- _DATA UNDER STUDY_
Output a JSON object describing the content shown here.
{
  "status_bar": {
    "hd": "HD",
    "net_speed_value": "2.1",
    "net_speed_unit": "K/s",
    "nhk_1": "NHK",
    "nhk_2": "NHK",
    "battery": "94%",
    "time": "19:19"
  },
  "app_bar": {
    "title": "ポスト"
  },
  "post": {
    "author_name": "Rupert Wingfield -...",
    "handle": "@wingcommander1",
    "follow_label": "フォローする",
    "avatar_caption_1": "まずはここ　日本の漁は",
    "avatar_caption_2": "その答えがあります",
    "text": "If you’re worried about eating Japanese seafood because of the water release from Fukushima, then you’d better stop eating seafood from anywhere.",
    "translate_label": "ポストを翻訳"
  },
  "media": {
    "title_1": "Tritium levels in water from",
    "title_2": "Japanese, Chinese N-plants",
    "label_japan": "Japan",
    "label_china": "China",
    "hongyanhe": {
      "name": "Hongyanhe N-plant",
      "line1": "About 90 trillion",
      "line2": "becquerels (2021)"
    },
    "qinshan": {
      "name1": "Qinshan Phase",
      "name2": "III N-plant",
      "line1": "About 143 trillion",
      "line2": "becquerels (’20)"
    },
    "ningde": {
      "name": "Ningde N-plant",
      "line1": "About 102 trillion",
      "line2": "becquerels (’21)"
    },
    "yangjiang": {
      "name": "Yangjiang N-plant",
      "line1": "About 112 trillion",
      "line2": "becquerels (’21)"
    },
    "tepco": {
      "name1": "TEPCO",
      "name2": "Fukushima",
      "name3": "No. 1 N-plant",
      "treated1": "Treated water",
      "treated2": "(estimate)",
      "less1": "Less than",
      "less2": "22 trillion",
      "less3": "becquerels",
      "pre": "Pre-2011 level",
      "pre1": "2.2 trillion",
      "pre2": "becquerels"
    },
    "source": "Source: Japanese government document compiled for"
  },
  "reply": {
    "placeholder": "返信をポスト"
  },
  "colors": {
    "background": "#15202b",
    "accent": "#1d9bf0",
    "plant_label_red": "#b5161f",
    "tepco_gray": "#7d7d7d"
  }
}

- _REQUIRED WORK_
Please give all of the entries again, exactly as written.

- _THE ANSWER_
Output a JSON object describing the content shown here.
{
  "status_bar": {
    "hd": "HD",
    "net_speed_value": "2.1",
    "net_speed_unit": "K/s",
    "nhk_1": "NHK",
    "nhk_2": "NHK",
    "battery": "94%",
    "time": "19:19"
  },
  "app_bar": {
    "title": "ポスト"
  },
  "post": {
    "author_name": "Rupert Wingfield -...",
    "handle": "@wingcommander1",
    "follow_label": "フォローする",
    "avatar_caption_1": "まずはここ　日本の漁は",
    "avatar_caption_2": "その答えがあります",
    "text": "If you’re worried about eating Japanese seafood because of the water release from Fukushima, then you’d better stop eating seafood from anywhere.",
    "translate_label": "ポストを翻訳"
  },
  "media": {
    "title_1": "Tritium levels in water from",
    "title_2": "Japanese, Chinese N-plants",
    "label_japan": "Japan",
    "label_china": "China",
    "hongyanhe": {
      "name": "Hongyanhe N-plant",
      "line1": "About 90 trillion",
      "line2": "becquerels (2021)"
    },
    "qinshan": {
      "name1": "Qinshan Phase",
      "name2": "III N-plant",
      "line1": "About 143 trillion",
      "line2": "becquerels (’20)"
    },
    "ningde": {
      "name": "Ningde N-plant",
      "line1": "About 102 trillion",
      "line2": "becquerels (’21)"
    },
    "yangjiang": {
      "name": "Yangjiang N-plant",
      "line1": "About 112 trillion",
      "line2": "becquerels (’21)"
    },
    "tepco": {
      "name1": "TEPCO",
      "name2": "Fukushima",
      "name3": "No. 1 N-plant",
      "treated1": "Treated water",
      "treated2": "(estimate)",
      "less1": "Less than",
      "less2": "22 trillion",
      "less3": "becquerels",
      "pre": "Pre-2011 level",
      "pre1": "2.2 trillion",
      "pre2": "becquerels"
    },
    "source": "Source: Japanese government document compiled for"
  },
  "reply": {
    "placeholder": "返信をポスト"
  },
  "colors": {
    "background": "#15202b",
    "accent": "#1d9bf0",
    "plant_label_red": "#b5161f",
    "tepco_gray": "#7d7d7d"
  }
}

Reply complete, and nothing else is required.